━━━━━ Given records ━━━━━

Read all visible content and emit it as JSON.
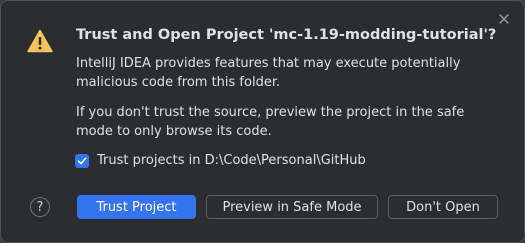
{
  "dialog": {
    "title": "Trust and Open Project 'mc-1.19-modding-tutorial'?",
    "paragraph1": "IntelliJ IDEA provides features that may execute potentially malicious code from this folder.",
    "paragraph2": "If you don't trust the source, preview the project in the safe mode to only browse its code.",
    "checkbox": {
      "label": "Trust projects in D:\\Code\\Personal\\GitHub",
      "checked": true
    },
    "help_label": "?",
    "buttons": {
      "trust": "Trust Project",
      "safe_mode": "Preview in Safe Mode",
      "dont_open": "Don't Open"
    },
    "icons": {
      "warning": "warning-icon",
      "close": "close-icon",
      "check": "checkmark-icon"
    },
    "colors": {
      "background": "#2b2d30",
      "accent": "#3574f0",
      "warning": "#f2c55c",
      "text": "#dfe1e5"
    }
  }
}
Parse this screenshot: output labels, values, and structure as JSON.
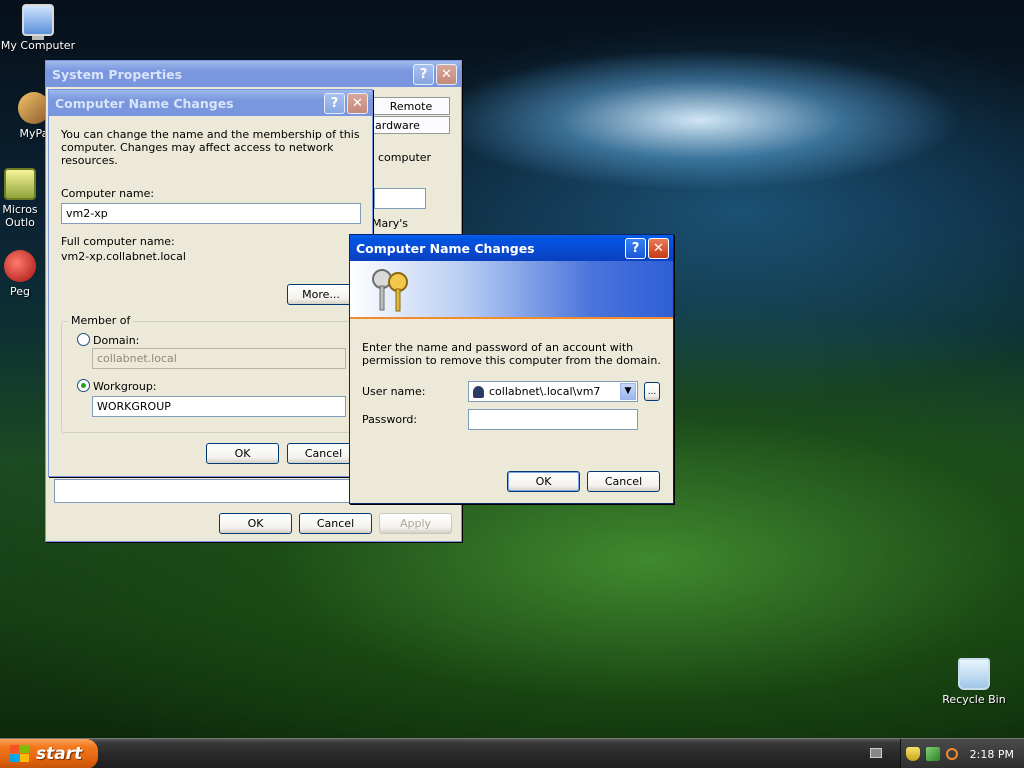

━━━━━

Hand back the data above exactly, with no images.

_Solution_
Read all visible content and emit it as JSON.
{
  "dialog": {
    "title": "Trust and Open Project 'mc-1.19-modding-tutorial'?",
    "paragraph1": "IntelliJ IDEA provides features that may execute potentially malicious code from this folder.",
    "paragraph2": "If you don't trust the source, preview the project in the safe mode to only browse its code.",
    "checkbox": {
      "label": "Trust projects in D:\\Code\\Personal\\GitHub",
      "checked": true
    },
    "help_label": "?",
    "buttons": {
      "trust": "Trust Project",
      "safe_mode": "Preview in Safe Mode",
      "dont_open": "Don't Open"
    },
    "icons": {
      "warning": "warning-icon",
      "close": "close-icon",
      "check": "checkmark-icon"
    },
    "colors": {
      "background": "#2b2d30",
      "accent": "#3574f0",
      "warning": "#f2c55c",
      "text": "#dfe1e5"
    }
  }
}
Parse this screenshot: output labels, values, and structure as JSON.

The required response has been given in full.